PCPIOLs are inserted blindly behind the iris and, depending on the design, allow their haptics to rest at the structures of the posterior chamber or float in it. Ultrasound biomicroscopy (UBM) identified haptic-zonules contact and lens rotation for the implantable contact lens (ICL)2 and the phakic refractive lens (PRL),3 although these PCPIOLs are intended to fixate at the ciliary sulcus and float in the posterior chamber respectively. Because of this potential haptic-zonules contact and lens rotation of PCPIOLs the entire zonular apparatus should be intact and healthy.
Pseudoexfoliation is characterised by progressive zonular disruption and axial myopia by zonular weakness and both conditions may lead to zonular defects. Although phakodonesis and iridodonesis may point towards zonular insufficiency, those signs may be absent in a number of eyes with occult zonular defects as shown in UBM studies.4 Such zonular defects may result in spontaneous dislocation of the PCPIOL into the vitreous cavity. Two cases have been described already where PCPIOLs dislocated into the vitreous cavity through such defects. Kaya et al5 reported a case of dislocation of a silicone PCPIOL into the vitreous cavity following mild head injury 3 weeks postoperatively in a highly myopic eye (–19 DS). Another case of dislocation of a myopic PRL into the vitreous cavity has been reported by the European Clinical Trial with PRL group (Philipson B. PRL (phakic posterior chamber IOL)—the 12 month results of the European clinical trial. Presented at the XXI Congress of the ESCRS-Munich 2003). I have recently reported a case of spontaneous dislocation of a PRL into the vitreous cavity in a young healthy female with high myopia 2 months postoperatively (spherical equivalent –19.5 D).6

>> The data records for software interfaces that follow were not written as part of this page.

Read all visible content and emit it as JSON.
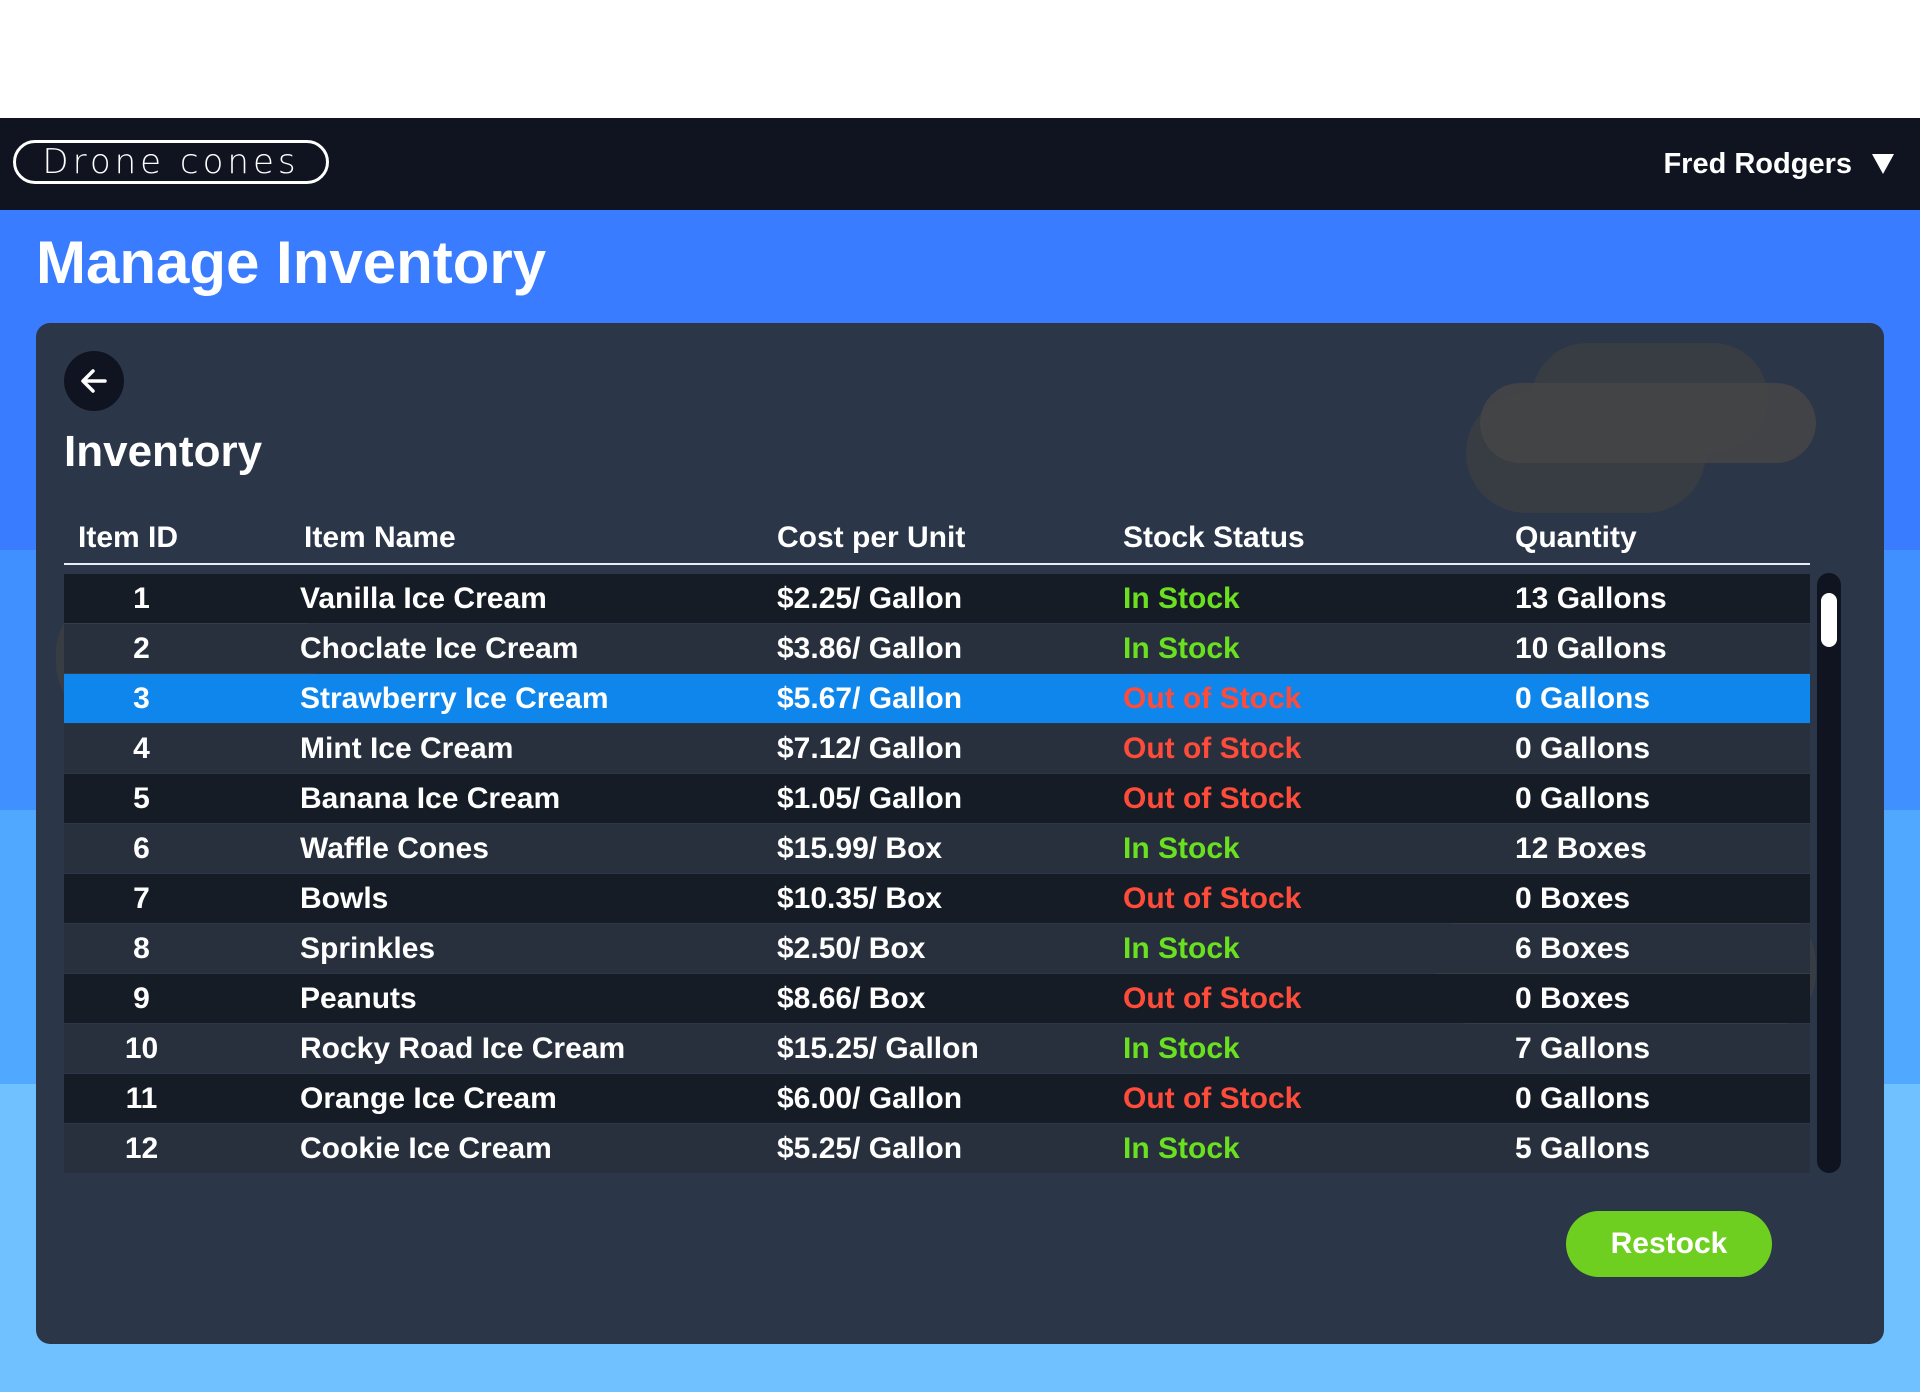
{
  "navbar": {
    "logo_text": "Drone cones",
    "user_name": "Fred Rodgers"
  },
  "page": {
    "title": "Manage Inventory"
  },
  "panel": {
    "section_title": "Inventory",
    "columns": [
      "Item ID",
      "Item Name",
      "Cost per Unit",
      "Stock Status",
      "Quantity"
    ],
    "rows": [
      {
        "id": "1",
        "name": "Vanilla Ice Cream",
        "cost": "$2.25/ Gallon",
        "status": "In Stock",
        "qty": "13 Gallons"
      },
      {
        "id": "2",
        "name": "Choclate Ice Cream",
        "cost": "$3.86/ Gallon",
        "status": "In Stock",
        "qty": "10 Gallons"
      },
      {
        "id": "3",
        "name": "Strawberry Ice Cream",
        "cost": "$5.67/ Gallon",
        "status": "Out of Stock",
        "qty": "0 Gallons"
      },
      {
        "id": "4",
        "name": "Mint Ice Cream",
        "cost": "$7.12/ Gallon",
        "status": "Out of Stock",
        "qty": "0 Gallons"
      },
      {
        "id": "5",
        "name": "Banana Ice Cream",
        "cost": "$1.05/ Gallon",
        "status": "Out of Stock",
        "qty": "0 Gallons"
      },
      {
        "id": "6",
        "name": "Waffle Cones",
        "cost": "$15.99/ Box",
        "status": "In Stock",
        "qty": "12 Boxes"
      },
      {
        "id": "7",
        "name": "Bowls",
        "cost": "$10.35/ Box",
        "status": "Out of Stock",
        "qty": "0 Boxes"
      },
      {
        "id": "8",
        "name": "Sprinkles",
        "cost": "$2.50/ Box",
        "status": "In Stock",
        "qty": "6 Boxes"
      },
      {
        "id": "9",
        "name": "Peanuts",
        "cost": "$8.66/ Box",
        "status": "Out of Stock",
        "qty": "0 Boxes"
      },
      {
        "id": "10",
        "name": "Rocky Road Ice Cream",
        "cost": "$15.25/ Gallon",
        "status": "In Stock",
        "qty": "7 Gallons"
      },
      {
        "id": "11",
        "name": "Orange Ice Cream",
        "cost": "$6.00/ Gallon",
        "status": "Out of Stock",
        "qty": "0 Gallons"
      },
      {
        "id": "12",
        "name": "Cookie Ice Cream",
        "cost": "$5.25/ Gallon",
        "status": "In Stock",
        "qty": "5 Gallons"
      }
    ],
    "selected_row_id": "3",
    "restock_label": "Restock"
  },
  "colors": {
    "in_stock": "#6be020",
    "out_of_stock": "#ff4b3a",
    "selected_row": "#0e86eb",
    "restock_button": "#6fcf21"
  },
  "icons": {
    "back": "arrow-left-icon",
    "user_menu": "caret-down-icon"
  }
}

The reported cases stress the importance of health and integrity of zonular apparatus in the long term stability of PCPIOLs. Since pseudoexfoliation is a progressive disease that may lead to progressive zonular disruption and spontaneous IOL-bag dislocation into the vitreous cavity even many years after cataract surgery,7 I think that PCPIOLs should not be used in pseudophakic eyes with pseudoexfoliation.